Label:

The baize is a mythic single-horned beast. Here it has been carved from an opaque, grayish-green jade with brownish flaws; spots have been carved into the stone and filled with yellowish dyes. The beast turns its upper body slightly toward one side. The two forepaws are joined,forming an openwork space between them and the chest. The facial features are shown in round relief, while the spine is a raised cylinder. The bifurcated tail is coiled on the hip.

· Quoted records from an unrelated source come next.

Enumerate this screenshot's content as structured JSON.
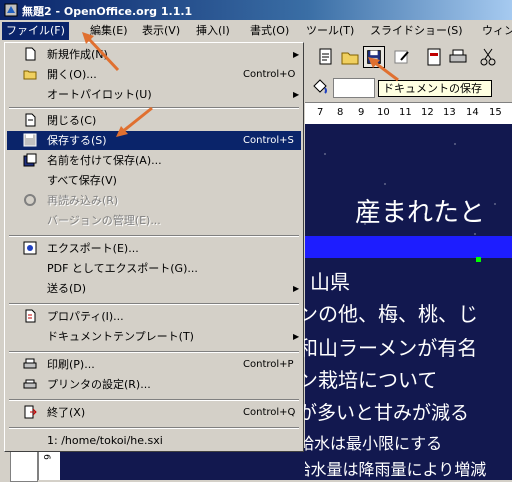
{
  "window": {
    "title": "無題2 - OpenOffice.org 1.1.1"
  },
  "menubar": {
    "items": [
      "ファイル(F)",
      "編集(E)",
      "表示(V)",
      "挿入(I)",
      "書式(O)",
      "ツール(T)",
      "スライドショー(S)",
      "ウィン"
    ]
  },
  "file_menu": {
    "items": [
      {
        "label": "新規作成(N)",
        "shortcut": "",
        "submenu": true,
        "icon": "new-document-icon"
      },
      {
        "label": "開く(O)...",
        "shortcut": "Control+O",
        "submenu": false,
        "icon": "open-folder-icon"
      },
      {
        "label": "オートパイロット(U)",
        "shortcut": "",
        "submenu": true,
        "icon": ""
      },
      {
        "label": "閉じる(C)",
        "shortcut": "",
        "submenu": false,
        "icon": "close-document-icon"
      },
      {
        "label": "保存する(S)",
        "shortcut": "Control+S",
        "submenu": false,
        "icon": "save-floppy-icon"
      },
      {
        "label": "名前を付けて保存(A)...",
        "shortcut": "",
        "submenu": false,
        "icon": "save-as-icon"
      },
      {
        "label": "すべて保存(V)",
        "shortcut": "",
        "submenu": false,
        "icon": ""
      },
      {
        "label": "再読み込み(R)",
        "shortcut": "",
        "submenu": false,
        "icon": "reload-icon"
      },
      {
        "label": "バージョンの管理(E)...",
        "shortcut": "",
        "submenu": false,
        "icon": ""
      },
      {
        "label": "エクスポート(E)...",
        "shortcut": "",
        "submenu": false,
        "icon": "export-icon"
      },
      {
        "label": "PDF としてエクスポート(G)...",
        "shortcut": "",
        "submenu": false,
        "icon": ""
      },
      {
        "label": "送る(D)",
        "shortcut": "",
        "submenu": true,
        "icon": ""
      },
      {
        "label": "プロパティ(I)...",
        "shortcut": "",
        "submenu": false,
        "icon": "properties-icon"
      },
      {
        "label": "ドキュメントテンプレート(T)",
        "shortcut": "",
        "submenu": true,
        "icon": ""
      },
      {
        "label": "印刷(P)...",
        "shortcut": "Control+P",
        "submenu": false,
        "icon": "print-icon"
      },
      {
        "label": "プリンタの設定(R)...",
        "shortcut": "",
        "submenu": false,
        "icon": "printer-settings-icon"
      },
      {
        "label": "終了(X)",
        "shortcut": "Control+Q",
        "submenu": false,
        "icon": "exit-icon"
      },
      {
        "label": "1: /home/tokoi/he.sxi",
        "shortcut": "",
        "submenu": false,
        "icon": ""
      }
    ]
  },
  "tooltip": {
    "text": "ドキュメントの保存"
  },
  "ruler": {
    "ticks": [
      "7",
      "8",
      "9",
      "10",
      "11",
      "12",
      "13",
      "14",
      "15"
    ]
  },
  "slide": {
    "title": "産まれたと",
    "bullets": [
      "山県",
      "ンの他、梅、桃、じ",
      "和山ラーメンが有名",
      "ン栽培について",
      "が多いと甘みが減る",
      "給水は最小限にする",
      "• 給水量は降雨量により増減"
    ]
  },
  "slide_panel": {
    "number": "6"
  },
  "colors": {
    "accent": "#0a246a",
    "slide_bg": "#12184f",
    "band": "#1d1dff",
    "arrow": "#e07030"
  }
}
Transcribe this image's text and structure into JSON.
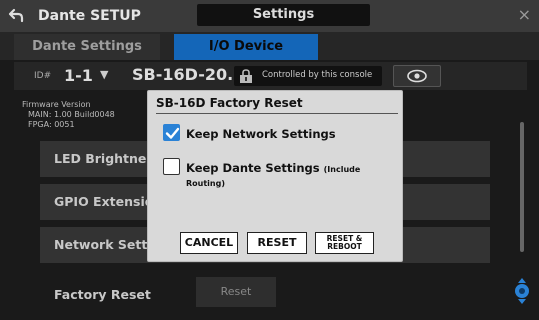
{
  "titlebar": {
    "app_title": "Dante SETUP",
    "center_title": "Settings",
    "close_icon": "×"
  },
  "tabs": [
    {
      "label": "Dante Settings",
      "active": false
    },
    {
      "label": "I/O Device",
      "active": true
    }
  ],
  "device": {
    "id_label": "ID#",
    "id_value": "1-1",
    "dropdown_icon": "▼",
    "name": "SB-16D-20...",
    "controlled_text": "Controlled by this console"
  },
  "firmware": {
    "label": "Firmware Version",
    "main": "MAIN: 1.00 Build0048",
    "fpga": "FPGA: 0051"
  },
  "rows": [
    {
      "label": "LED Brightness"
    },
    {
      "label": "GPIO Extension"
    },
    {
      "label": "Network Settin"
    },
    {
      "label": "Factory Reset",
      "button": "Reset"
    }
  ],
  "dialog": {
    "title": "SB-16D Factory Reset",
    "options": [
      {
        "label": "Keep Network Settings",
        "checked": true
      },
      {
        "label": "Keep Dante Settings",
        "note": "(Include Routing)",
        "checked": false
      }
    ],
    "buttons": {
      "cancel": "CANCEL",
      "reset": "RESET",
      "reset_reboot_line1": "RESET &",
      "reset_reboot_line2": "REBOOT"
    }
  },
  "colors": {
    "accent": "#1466b8",
    "checkbox": "#2a82d6",
    "scroll_knob": "#2a82d6"
  }
}
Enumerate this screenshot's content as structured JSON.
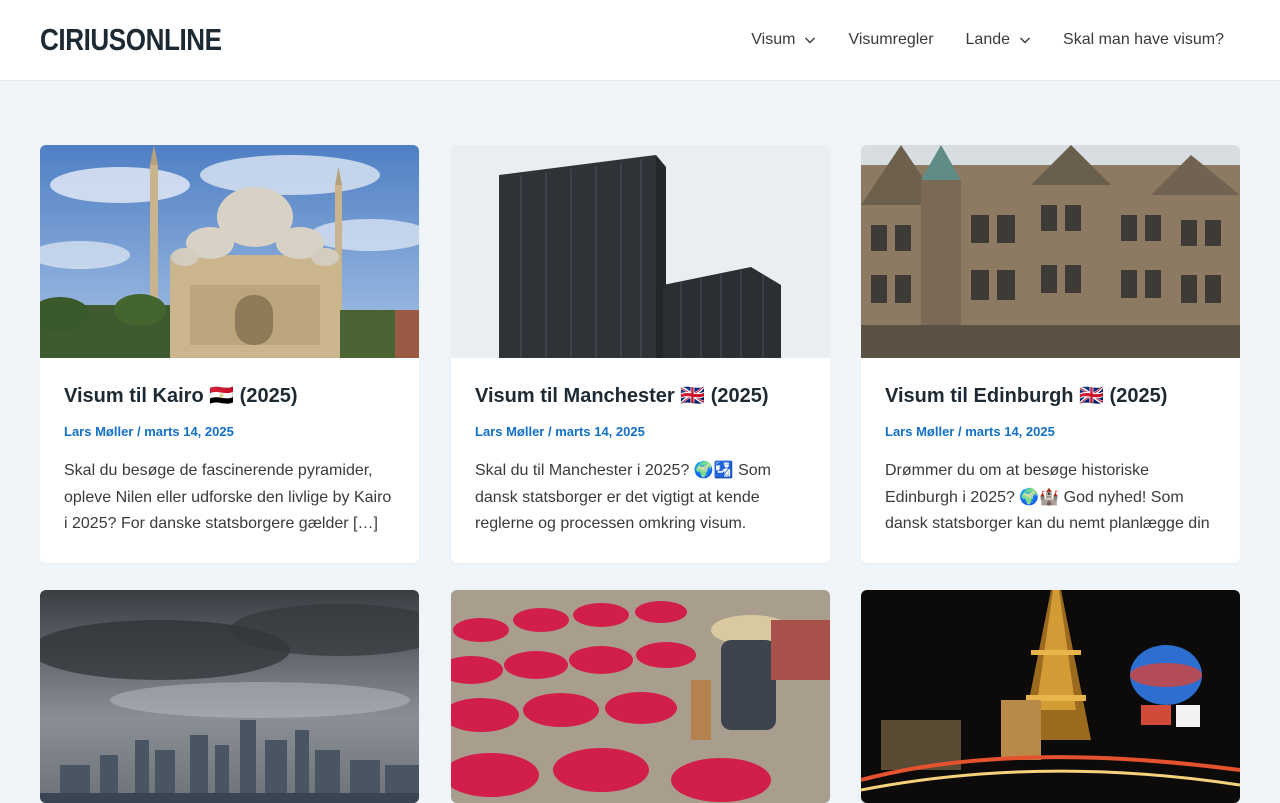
{
  "site": {
    "logo": "CIRIUSONLINE"
  },
  "nav": {
    "items": [
      {
        "label": "Visum",
        "dropdown": true
      },
      {
        "label": "Visumregler",
        "dropdown": false
      },
      {
        "label": "Lande",
        "dropdown": true
      },
      {
        "label": "Skal man have visum?",
        "dropdown": false
      }
    ]
  },
  "posts": [
    {
      "title": "Visum til Kairo 🇪🇬 (2025)",
      "author": "Lars Møller",
      "separator": " / ",
      "date": "marts 14, 2025",
      "excerpt": "Skal du besøge de fascinerende pyramider, opleve Nilen eller udforske den livlige by Kairo i 2025? For danske statsborgere gælder […]"
    },
    {
      "title": "Visum til Manchester 🇬🇧 (2025)",
      "author": "Lars Møller",
      "separator": " / ",
      "date": "marts 14, 2025",
      "excerpt": "Skal du til Manchester i 2025? 🌍🛂 Som dansk statsborger er det vigtigt at kende reglerne og processen omkring visum."
    },
    {
      "title": "Visum til Edinburgh 🇬🇧 (2025)",
      "author": "Lars Møller",
      "separator": " / ",
      "date": "marts 14, 2025",
      "excerpt": "Drømmer du om at besøge historiske Edinburgh i 2025? 🌍🏰 God nyhed! Som dansk statsborger kan du nemt planlægge din"
    }
  ],
  "colors": {
    "accent": "#1370c7",
    "background": "#f0f5fa",
    "heading": "#1e2a33"
  }
}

The specific beast is difficult to identify from general descriptions in classical texts of the Han to Tang periods. It has been called suanni, tianlu, bixie, baize, or kilin (qilin). What distinguishes these various creatures is uncertain. Han documents recorded that tianlu with one horn and bixie with two horns appeared in pairs on two sides of a tomb; modern historians refer to both as animals with wings. Baize, the spirit of all mythic deities, was said to be a creature thatonly a great emperor could encounter in the east paradise. Suanni, who could run thousands of miles in a day, had the supernatural ability to understand the universe. Kilin (qilin) (the male is called ki, or qi, and the female lin) had a single horn, a deer's body, a cow's tail, and a wolf's claws. Early jade crouching beasts like this example are commonly found in museums and are generally attributed to the Song period (Palace Museum, Beijing 1995, vol. 41, plate 57). Because this beast has no wings, Yang Boda has identified it as a baize.